I agree with the author on the Disney theme park merchandise--it is over-priced when I can get the same items at my local discount store. Theme park unique items are what's hot, or things that remind me of the magic of Walt Disney World. One treasure that is hanging next to my computer desk is a `free' Walt Disney World 25th Anniversary poster that I got for having an annual passport to Walt Disney World (I was working in the Middle East at the time and would stay at WDW long enough to make the annual pass the most cost-effective ticket option--and in 2005 when I spent my two-week R&R from Operation Iraqi Freedom II the commercial annual passport available to everybody beat out two weeks of tickets through the military travel office--discounted). I framed the poster. So there is stuff at the theme parks worth having. I recommend looking over the Disney merchandise available in your local stores first, and then following Leonard Kinsey's advice on internet shopping to educate yourself before you take your WDW vacation. That way you will more likely recognize what is junk and what is treasure when your IQ drops 20 points from entering the gates at the Magic Kingdom.
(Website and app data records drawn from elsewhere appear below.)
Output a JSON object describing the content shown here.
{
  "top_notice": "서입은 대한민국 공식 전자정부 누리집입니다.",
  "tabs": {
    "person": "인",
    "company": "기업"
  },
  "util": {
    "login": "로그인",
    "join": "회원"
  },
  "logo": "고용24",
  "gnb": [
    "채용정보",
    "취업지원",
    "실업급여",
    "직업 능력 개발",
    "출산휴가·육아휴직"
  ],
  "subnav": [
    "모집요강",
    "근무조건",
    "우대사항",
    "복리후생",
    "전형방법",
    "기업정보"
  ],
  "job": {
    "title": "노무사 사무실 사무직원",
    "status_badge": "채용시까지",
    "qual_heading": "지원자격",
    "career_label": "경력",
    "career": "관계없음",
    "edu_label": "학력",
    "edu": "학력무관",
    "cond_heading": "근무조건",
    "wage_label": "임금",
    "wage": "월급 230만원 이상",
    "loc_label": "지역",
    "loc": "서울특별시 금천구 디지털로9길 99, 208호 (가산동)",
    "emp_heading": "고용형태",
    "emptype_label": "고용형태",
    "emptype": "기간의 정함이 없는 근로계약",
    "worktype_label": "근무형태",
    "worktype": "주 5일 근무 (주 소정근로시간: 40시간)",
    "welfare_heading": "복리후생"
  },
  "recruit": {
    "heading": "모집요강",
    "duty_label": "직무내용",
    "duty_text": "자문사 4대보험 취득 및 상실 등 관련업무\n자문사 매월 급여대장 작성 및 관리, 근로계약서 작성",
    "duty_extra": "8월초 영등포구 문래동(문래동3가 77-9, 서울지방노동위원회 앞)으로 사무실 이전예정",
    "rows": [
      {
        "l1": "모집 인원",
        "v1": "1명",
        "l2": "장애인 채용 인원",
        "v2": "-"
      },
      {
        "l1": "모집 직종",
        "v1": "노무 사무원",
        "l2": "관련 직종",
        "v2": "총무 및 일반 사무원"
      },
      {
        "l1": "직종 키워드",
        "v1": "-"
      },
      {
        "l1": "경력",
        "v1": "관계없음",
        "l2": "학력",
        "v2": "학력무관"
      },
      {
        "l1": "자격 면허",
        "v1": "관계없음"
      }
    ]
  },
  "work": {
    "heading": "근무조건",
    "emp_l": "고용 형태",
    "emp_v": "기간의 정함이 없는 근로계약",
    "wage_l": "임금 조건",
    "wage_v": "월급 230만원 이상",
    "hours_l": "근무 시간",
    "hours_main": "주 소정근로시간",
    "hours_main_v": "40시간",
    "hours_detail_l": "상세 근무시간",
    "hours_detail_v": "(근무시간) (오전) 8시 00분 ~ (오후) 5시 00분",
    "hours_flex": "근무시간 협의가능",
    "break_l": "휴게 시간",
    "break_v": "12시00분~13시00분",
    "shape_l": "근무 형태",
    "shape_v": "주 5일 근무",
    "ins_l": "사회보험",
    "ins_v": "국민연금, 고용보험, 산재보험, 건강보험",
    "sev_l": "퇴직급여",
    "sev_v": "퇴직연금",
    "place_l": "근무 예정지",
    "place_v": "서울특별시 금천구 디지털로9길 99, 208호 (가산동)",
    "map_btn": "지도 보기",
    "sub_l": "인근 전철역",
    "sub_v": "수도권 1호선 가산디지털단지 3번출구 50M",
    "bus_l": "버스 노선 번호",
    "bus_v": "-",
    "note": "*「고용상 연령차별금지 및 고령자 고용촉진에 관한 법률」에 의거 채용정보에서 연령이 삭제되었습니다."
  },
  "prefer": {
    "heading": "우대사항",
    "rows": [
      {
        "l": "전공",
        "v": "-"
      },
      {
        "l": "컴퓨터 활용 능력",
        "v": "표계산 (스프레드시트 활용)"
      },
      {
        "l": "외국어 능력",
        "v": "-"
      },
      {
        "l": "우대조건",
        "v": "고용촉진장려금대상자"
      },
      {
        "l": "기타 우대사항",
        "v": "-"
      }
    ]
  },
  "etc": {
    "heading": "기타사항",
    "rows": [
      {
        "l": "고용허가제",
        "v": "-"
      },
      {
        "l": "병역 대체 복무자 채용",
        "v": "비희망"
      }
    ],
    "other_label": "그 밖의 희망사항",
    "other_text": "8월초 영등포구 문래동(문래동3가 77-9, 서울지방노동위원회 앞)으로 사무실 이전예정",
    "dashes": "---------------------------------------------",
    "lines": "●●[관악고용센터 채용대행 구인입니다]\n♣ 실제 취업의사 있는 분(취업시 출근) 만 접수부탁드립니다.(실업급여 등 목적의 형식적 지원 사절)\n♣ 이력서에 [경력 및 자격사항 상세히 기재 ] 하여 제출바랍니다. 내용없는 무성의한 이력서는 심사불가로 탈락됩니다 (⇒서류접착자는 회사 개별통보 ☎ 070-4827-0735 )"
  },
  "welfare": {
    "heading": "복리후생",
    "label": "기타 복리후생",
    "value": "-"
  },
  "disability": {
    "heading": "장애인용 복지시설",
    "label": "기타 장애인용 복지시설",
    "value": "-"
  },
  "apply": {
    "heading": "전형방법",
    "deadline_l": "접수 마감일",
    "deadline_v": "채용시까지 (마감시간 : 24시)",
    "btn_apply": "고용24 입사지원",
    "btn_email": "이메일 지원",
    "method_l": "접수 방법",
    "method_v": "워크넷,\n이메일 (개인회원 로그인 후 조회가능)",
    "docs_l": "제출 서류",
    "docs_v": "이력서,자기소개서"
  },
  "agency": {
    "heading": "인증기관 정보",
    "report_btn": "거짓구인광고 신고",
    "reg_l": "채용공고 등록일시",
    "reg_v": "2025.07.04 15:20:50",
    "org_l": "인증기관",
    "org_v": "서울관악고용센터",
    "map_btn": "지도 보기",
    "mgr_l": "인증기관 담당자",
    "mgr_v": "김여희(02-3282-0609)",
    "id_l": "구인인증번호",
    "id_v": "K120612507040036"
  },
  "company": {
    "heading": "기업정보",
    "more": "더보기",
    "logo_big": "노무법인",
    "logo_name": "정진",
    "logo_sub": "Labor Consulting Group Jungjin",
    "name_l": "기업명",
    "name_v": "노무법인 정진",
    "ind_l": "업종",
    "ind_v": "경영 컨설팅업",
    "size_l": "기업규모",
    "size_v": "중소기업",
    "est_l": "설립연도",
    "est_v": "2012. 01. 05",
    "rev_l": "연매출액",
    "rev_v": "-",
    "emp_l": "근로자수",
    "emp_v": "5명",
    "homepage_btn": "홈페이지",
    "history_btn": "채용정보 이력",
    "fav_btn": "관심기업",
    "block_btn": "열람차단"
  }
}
The chapter titled "Sex, Drugs, and Rock N' Roll at WDW" is worth reading even if you don't do drugs. Florida has a minors' protection law that adds additional prison time if you are convicted of having illegal drugs within 100 feet of a minor--and can bring that charge of `possession' up to `trafficking.' Were you aware that the American Association for Nude Recreation is headquartered in Kissimmee, about an hour's drive from Walt Disney World (depending on traffic) and near the featured nudist resort of Cypress Cove? Kinsey mentions Cypress Cove and how to get in--but be aware that the admission charges will rival Walt Disney World's. The advice on sex and drugs helps AVOID those activities if you don't care to get laid by random strangers and get high while riding the Twilight Zone Tower of Terror--oh, wait! On page 88 the Twilight Zone Tower of Terror is listed as one of five WORST places to get high!
Go to Walt Disney World to have fun. Please don't ruin other people's `Disney Experience.' Leonard Kinsey's "The Dark Side of Disney" can help you have fun even if you don't want to be naughty--there were new "utterly unauthorized tips, tricks, & scams for your WDW vacation!" Things are always changing at Disney theme parks--I've been to the parks in Paris, to Tokyo Disneyland, and to the original in Anaheim, California. Know before you go.
I like indexes--saves time when trying to find specific information. "The Dark Side of Disney" has both table of contents and an index.